The other day, he received a standing ovation at something called Skankfest, in one of his first major appearances since it was revealed, er, confirmed, that he likes to polish the bishop while aspiring female comedians sit there and pretend not to be disturbed, and surreptitiously choke his chicken while he’s on the phone with them. He’s also done a show here in St. Louis, and the infamous set in which he brought up the excellent point that the Parkland, FL, gun control activist kids’ opinion shouldn’t matter just because they went to a school that got shot up—they weren’t even the ones that got shot!
Of course the worst people on the Internets were none too pleased, some of them pointing out that CK’s standing ovation doesn’t really count, because it was at a venue that doesn’t have any chairs, which is discriminatory against large brothers of a certain age, who might need to have a seat on occasion, while others alleged that comedy clubs still allowing Louis to perform is a workplace safety issue for female comedians who’d rather not watch him badger the witness—this despite the fact that the main incident from the New York Times story, as I recall, was at a hotel after the show, and he denies pleasuring himself while on the phone, which was smart, since that’s impossible to prove.
Some of the most vocal anti-CK advocacy has been from female comedians no one ever heard of, whose real concern, as was the case with the girls who ratted him out to the Times, is that they could never dream of being as talented, or successful, as him.

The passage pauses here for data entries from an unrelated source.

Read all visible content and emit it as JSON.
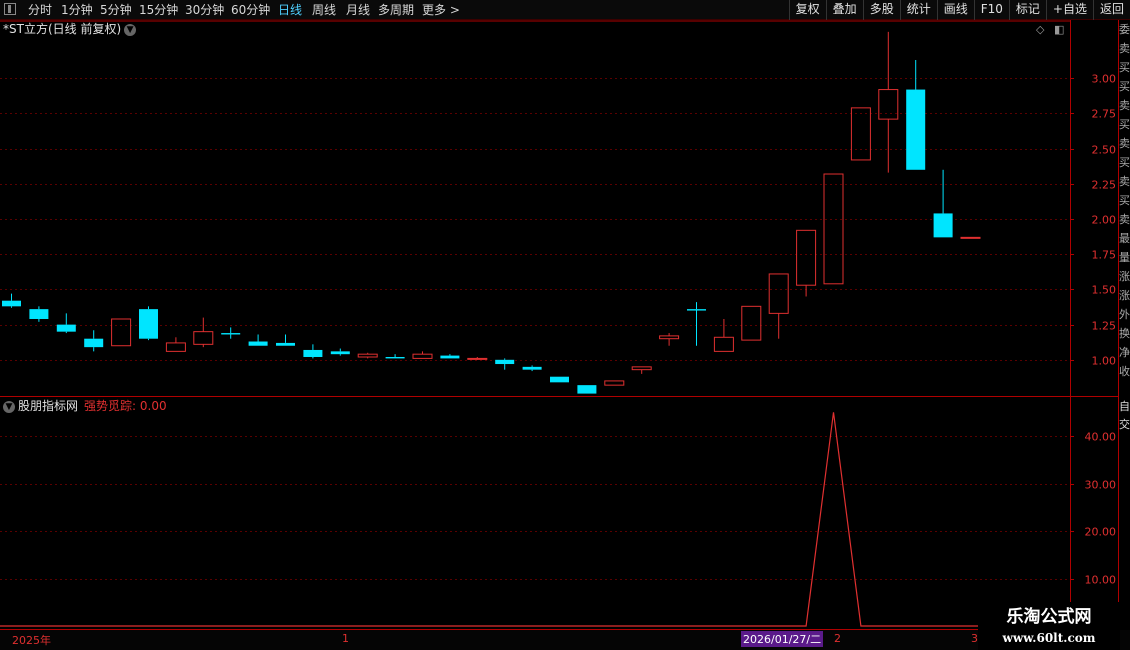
{
  "toolbar": {
    "periods": [
      "分时",
      "1分钟",
      "5分钟",
      "15分钟",
      "30分钟",
      "60分钟",
      "日线",
      "周线",
      "月线",
      "多周期",
      "更多 >"
    ],
    "active_period": "日线",
    "buttons": [
      "复权",
      "叠加",
      "多股",
      "统计",
      "画线",
      "F10",
      "标记",
      "+自选",
      "返回"
    ]
  },
  "main_title": "*ST立方(日线 前复权)",
  "sub_panel": {
    "name": "股朋指标网",
    "indicator": "强势觅踪: 0.00"
  },
  "right_strip_text": "委卖买买卖买卖买卖买卖最量涨涨外换净收",
  "right_strip2_text": "自 交",
  "date_axis": {
    "labels": [
      "2025年",
      "1",
      "2",
      "3"
    ],
    "cursor_date": "2026/01/27/二"
  },
  "watermark": {
    "line1": "乐淘公式网",
    "line2": "www.60lt.com"
  },
  "colors": {
    "up": "#e03030",
    "down": "#00e5ff",
    "grid": "#5a0000",
    "axis": "#b00000",
    "bg": "#000000"
  },
  "chart_data": [
    {
      "type": "candlestick",
      "title": "*ST立方(日线 前复权)",
      "ylim": [
        0.75,
        3.4
      ],
      "y_ticks": [
        1.0,
        1.25,
        1.5,
        1.75,
        2.0,
        2.25,
        2.5,
        2.75,
        3.0
      ],
      "y_tick_labels": [
        "1.00",
        "1.25",
        "1.50",
        "1.75",
        "2.00",
        "2.25",
        "2.50",
        "2.75",
        "3.00"
      ],
      "grid": true,
      "candles": [
        {
          "o": 1.42,
          "h": 1.47,
          "l": 1.37,
          "c": 1.38
        },
        {
          "o": 1.36,
          "h": 1.38,
          "l": 1.27,
          "c": 1.29
        },
        {
          "o": 1.25,
          "h": 1.33,
          "l": 1.19,
          "c": 1.2
        },
        {
          "o": 1.15,
          "h": 1.21,
          "l": 1.06,
          "c": 1.09
        },
        {
          "o": 1.1,
          "h": 1.29,
          "l": 1.1,
          "c": 1.29
        },
        {
          "o": 1.36,
          "h": 1.38,
          "l": 1.14,
          "c": 1.15
        },
        {
          "o": 1.06,
          "h": 1.16,
          "l": 1.06,
          "c": 1.12
        },
        {
          "o": 1.11,
          "h": 1.3,
          "l": 1.09,
          "c": 1.2
        },
        {
          "o": 1.19,
          "h": 1.23,
          "l": 1.15,
          "c": 1.18
        },
        {
          "o": 1.13,
          "h": 1.18,
          "l": 1.1,
          "c": 1.1
        },
        {
          "o": 1.12,
          "h": 1.18,
          "l": 1.1,
          "c": 1.1
        },
        {
          "o": 1.07,
          "h": 1.11,
          "l": 1.01,
          "c": 1.02
        },
        {
          "o": 1.06,
          "h": 1.08,
          "l": 1.03,
          "c": 1.04
        },
        {
          "o": 1.02,
          "h": 1.05,
          "l": 1.01,
          "c": 1.04
        },
        {
          "o": 1.02,
          "h": 1.04,
          "l": 1.01,
          "c": 1.01
        },
        {
          "o": 1.01,
          "h": 1.06,
          "l": 1.01,
          "c": 1.04
        },
        {
          "o": 1.03,
          "h": 1.04,
          "l": 1.01,
          "c": 1.01
        },
        {
          "o": 1.01,
          "h": 1.02,
          "l": 1.0,
          "c": 1.01
        },
        {
          "o": 1.0,
          "h": 1.01,
          "l": 0.93,
          "c": 0.97
        },
        {
          "o": 0.95,
          "h": 0.96,
          "l": 0.92,
          "c": 0.93
        },
        {
          "o": 0.88,
          "h": 0.88,
          "l": 0.84,
          "c": 0.84
        },
        {
          "o": 0.82,
          "h": 0.82,
          "l": 0.76,
          "c": 0.76
        },
        {
          "o": 0.82,
          "h": 0.85,
          "l": 0.82,
          "c": 0.85
        },
        {
          "o": 0.93,
          "h": 0.95,
          "l": 0.9,
          "c": 0.95
        },
        {
          "o": 1.15,
          "h": 1.19,
          "l": 1.1,
          "c": 1.17
        },
        {
          "o": 1.36,
          "h": 1.41,
          "l": 1.1,
          "c": 1.35
        },
        {
          "o": 1.06,
          "h": 1.29,
          "l": 1.06,
          "c": 1.16
        },
        {
          "o": 1.14,
          "h": 1.38,
          "l": 1.14,
          "c": 1.38
        },
        {
          "o": 1.33,
          "h": 1.61,
          "l": 1.15,
          "c": 1.61
        },
        {
          "o": 1.53,
          "h": 1.92,
          "l": 1.45,
          "c": 1.92
        },
        {
          "o": 1.54,
          "h": 2.32,
          "l": 1.54,
          "c": 2.32
        },
        {
          "o": 2.42,
          "h": 2.79,
          "l": 2.42,
          "c": 2.79
        },
        {
          "o": 2.71,
          "h": 3.33,
          "l": 2.33,
          "c": 2.92
        },
        {
          "o": 2.92,
          "h": 3.13,
          "l": 2.35,
          "c": 2.35
        },
        {
          "o": 2.04,
          "h": 2.35,
          "l": 1.87,
          "c": 1.87
        },
        {
          "o": 1.87,
          "h": 1.87,
          "l": 1.87,
          "c": 1.87
        }
      ]
    },
    {
      "type": "line",
      "title": "强势觅踪",
      "ylim": [
        0,
        48
      ],
      "y_ticks": [
        10,
        20,
        30,
        40
      ],
      "y_tick_labels": [
        "10.00",
        "20.00",
        "30.00",
        "40.00"
      ],
      "grid": true,
      "series": [
        {
          "values": [
            0,
            0,
            0,
            0,
            0,
            0,
            0,
            0,
            0,
            0,
            0,
            0,
            0,
            0,
            0,
            0,
            0,
            0,
            0,
            0,
            0,
            0,
            0,
            0,
            0,
            0,
            0,
            0,
            0,
            0,
            45,
            0,
            0,
            0,
            0,
            0
          ]
        }
      ]
    }
  ]
}
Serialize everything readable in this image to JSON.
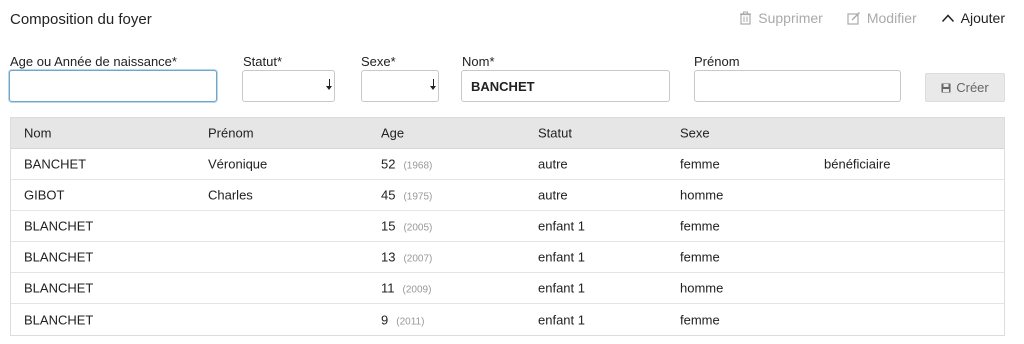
{
  "header": {
    "title": "Composition du foyer",
    "delete_label": "Supprimer",
    "edit_label": "Modifier",
    "add_label": "Ajouter"
  },
  "form": {
    "age_label": "Age ou Année de naissance*",
    "age_value": "",
    "statut_label": "Statut*",
    "sexe_label": "Sexe*",
    "nom_label": "Nom*",
    "nom_value": "BANCHET",
    "prenom_label": "Prénom",
    "prenom_value": "",
    "create_label": "Créer"
  },
  "table": {
    "headers": [
      "Nom",
      "Prénom",
      "Age",
      "Statut",
      "Sexe",
      ""
    ],
    "rows": [
      {
        "nom": "BANCHET",
        "prenom": "Véronique",
        "age": "52",
        "year": "(1968)",
        "statut": "autre",
        "sexe": "femme",
        "role": "bénéficiaire"
      },
      {
        "nom": "GIBOT",
        "prenom": "Charles",
        "age": "45",
        "year": "(1975)",
        "statut": "autre",
        "sexe": "homme",
        "role": ""
      },
      {
        "nom": "BLANCHET",
        "prenom": "",
        "age": "15",
        "year": "(2005)",
        "statut": "enfant 1",
        "sexe": "femme",
        "role": ""
      },
      {
        "nom": "BLANCHET",
        "prenom": "",
        "age": "13",
        "year": "(2007)",
        "statut": "enfant 1",
        "sexe": "femme",
        "role": ""
      },
      {
        "nom": "BLANCHET",
        "prenom": "",
        "age": "11",
        "year": "(2009)",
        "statut": "enfant 1",
        "sexe": "homme",
        "role": ""
      },
      {
        "nom": "BLANCHET",
        "prenom": "",
        "age": "9",
        "year": "(2011)",
        "statut": "enfant 1",
        "sexe": "femme",
        "role": ""
      }
    ]
  },
  "icons": {
    "delete": "trash-icon",
    "edit": "edit-icon",
    "add": "chevron-up-icon",
    "create": "save-icon"
  }
}
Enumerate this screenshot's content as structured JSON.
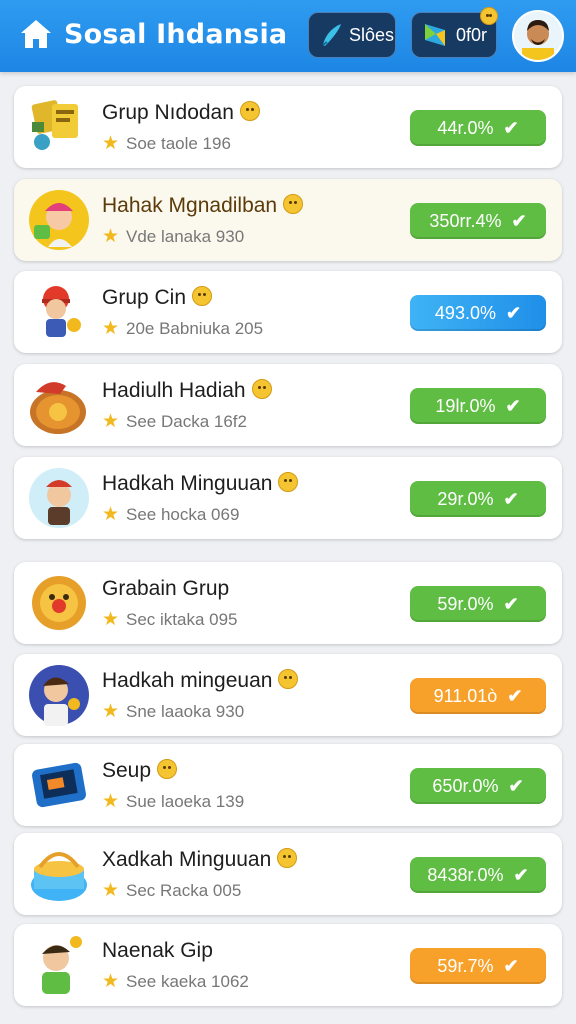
{
  "header": {
    "title": "Sosal Ihdansia",
    "slides_label": "Slôes",
    "count_label": "0f0r"
  },
  "items": [
    {
      "title": "Grup Nıdodan",
      "subtitle": "Soe taole 196",
      "value": "44r.0%",
      "status": "green"
    },
    {
      "title": "Hahak Mgnadilban",
      "subtitle": "Vde lanaka 930",
      "value": "350rr.4%",
      "status": "green"
    },
    {
      "title": "Grup Cin",
      "subtitle": "20e Babniuka 205",
      "value": "493.0%",
      "status": "blue"
    },
    {
      "title": "Hadiulh Hadiah",
      "subtitle": "See Dacka 16f2",
      "value": "19lr.0%",
      "status": "green"
    },
    {
      "title": "Hadkah Minguuan",
      "subtitle": "See hocka 069",
      "value": "29r.0%",
      "status": "green"
    },
    {
      "title": "Grabain Grup",
      "subtitle": "Sec iktaka 095",
      "value": "59r.0%",
      "status": "green"
    },
    {
      "title": "Hadkah mingeuan",
      "subtitle": "Sne laaoka 930",
      "value": "911.01ò",
      "status": "orange"
    },
    {
      "title": "Seup",
      "subtitle": "Sue laoeka 139",
      "value": "650r.0%",
      "status": "green"
    },
    {
      "title": "Xadkah Minguuan",
      "subtitle": "Sec Racka 005",
      "value": "8438r.0%",
      "status": "green"
    },
    {
      "title": "Naenak Gip",
      "subtitle": "See kaeka 1062",
      "value": "59r.7%",
      "status": "orange"
    }
  ],
  "colors": {
    "header": "#1d86e4",
    "green": "#5fbd43",
    "blue": "#1f8fe8",
    "orange": "#f7a12a"
  },
  "icons": [
    "home-icon",
    "pen-icon",
    "flag-icon",
    "star-icon",
    "check-icon",
    "emoji-icon"
  ]
}
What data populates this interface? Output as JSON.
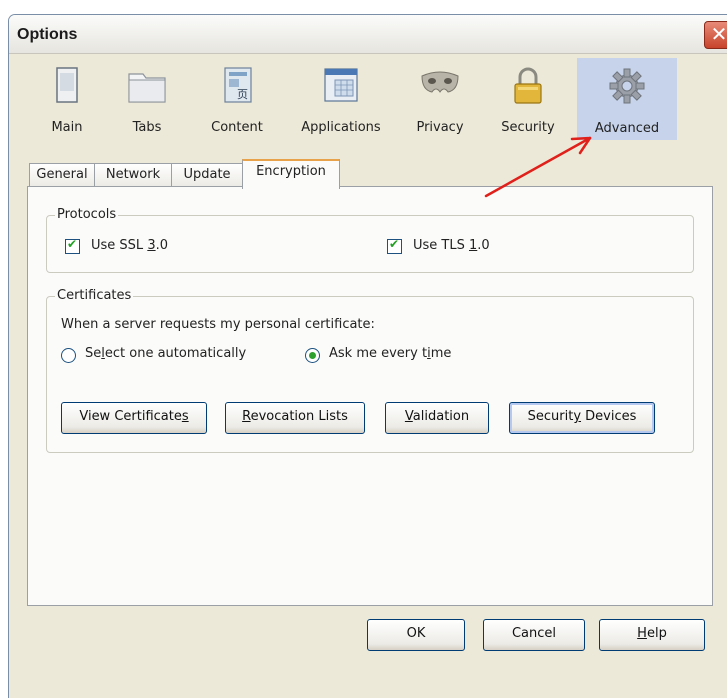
{
  "window": {
    "title": "Options"
  },
  "toolbar": {
    "items": [
      {
        "label": "Main",
        "icon": "main-window-icon"
      },
      {
        "label": "Tabs",
        "icon": "tabs-folder-icon"
      },
      {
        "label": "Content",
        "icon": "content-page-icon"
      },
      {
        "label": "Applications",
        "icon": "applications-icon"
      },
      {
        "label": "Privacy",
        "icon": "privacy-mask-icon"
      },
      {
        "label": "Security",
        "icon": "security-lock-icon"
      },
      {
        "label": "Advanced",
        "icon": "advanced-gear-icon",
        "selected": true
      }
    ]
  },
  "tabs": [
    "General",
    "Network",
    "Update",
    "Encryption"
  ],
  "active_tab": "Encryption",
  "protocols": {
    "legend": "Protocols",
    "ssl": {
      "pre": "Use SSL ",
      "key": "3",
      "post": ".0",
      "checked": true
    },
    "tls": {
      "pre": "Use TLS ",
      "key": "1",
      "post": ".0",
      "checked": true
    }
  },
  "certificates": {
    "legend": "Certificates",
    "prompt": "When a server requests my personal certificate:",
    "option_auto": {
      "pre": "Se",
      "key": "l",
      "post": "ect one automatically",
      "selected": false
    },
    "option_ask": {
      "pre": "Ask me every t",
      "key": "i",
      "post": "me",
      "selected": true
    },
    "buttons": {
      "view": {
        "pre": "View Certificate",
        "key": "s",
        "post": ""
      },
      "revocation": {
        "pre": "",
        "key": "R",
        "post": "evocation Lists"
      },
      "validation": {
        "pre": "",
        "key": "V",
        "post": "alidation"
      },
      "devices": {
        "pre": "Securit",
        "key": "y",
        "post": " Devices"
      }
    }
  },
  "footer": {
    "ok": "OK",
    "cancel": "Cancel",
    "help": {
      "pre": "",
      "key": "H",
      "post": "elp"
    }
  },
  "colors": {
    "selected_toolbar_bg": "#c6d3ea",
    "annotation_arrow": "#e0201a",
    "tab_accent": "#e8a24a"
  }
}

Arguably, the girls who had to watch him spank the monkey have a legitimate complaint, in that they suffered the ultimate sacrifice, for a woman, and they didn’t receive anything in exchange other than whatever benefit, if any, they derived from watching him beat his meat. (They must enjoy it on a certain level, right?) They were never going to make it in comedy, but Louis could have at least asked if they wanted some chicken fingers, or money for a cab ride home.
Just because you’ve received verbal consent in advance, thus rendering invalid any subsequent complaints about your actions, doesn’t absolve you of your obligation to be considerate.
Take it easy on yourself,